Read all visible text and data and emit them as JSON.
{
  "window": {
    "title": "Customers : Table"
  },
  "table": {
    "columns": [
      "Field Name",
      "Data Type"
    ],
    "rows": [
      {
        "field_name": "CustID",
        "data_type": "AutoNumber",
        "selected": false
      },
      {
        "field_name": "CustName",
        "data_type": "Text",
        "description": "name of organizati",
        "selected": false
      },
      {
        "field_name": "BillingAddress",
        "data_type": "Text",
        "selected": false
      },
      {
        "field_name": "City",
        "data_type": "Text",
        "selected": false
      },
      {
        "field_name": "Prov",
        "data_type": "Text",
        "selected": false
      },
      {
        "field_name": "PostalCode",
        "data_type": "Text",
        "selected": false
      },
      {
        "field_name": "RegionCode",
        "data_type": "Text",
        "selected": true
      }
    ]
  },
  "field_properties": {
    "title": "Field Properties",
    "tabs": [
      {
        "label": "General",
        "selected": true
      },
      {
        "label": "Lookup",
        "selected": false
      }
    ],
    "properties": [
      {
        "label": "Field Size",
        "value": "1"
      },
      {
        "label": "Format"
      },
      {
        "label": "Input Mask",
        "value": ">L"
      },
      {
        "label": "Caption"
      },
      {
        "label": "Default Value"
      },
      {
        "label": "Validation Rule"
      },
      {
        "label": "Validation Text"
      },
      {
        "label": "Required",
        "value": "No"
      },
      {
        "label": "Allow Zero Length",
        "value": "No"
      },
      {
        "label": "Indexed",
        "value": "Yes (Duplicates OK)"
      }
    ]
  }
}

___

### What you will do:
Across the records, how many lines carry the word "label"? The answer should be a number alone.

### Response:
12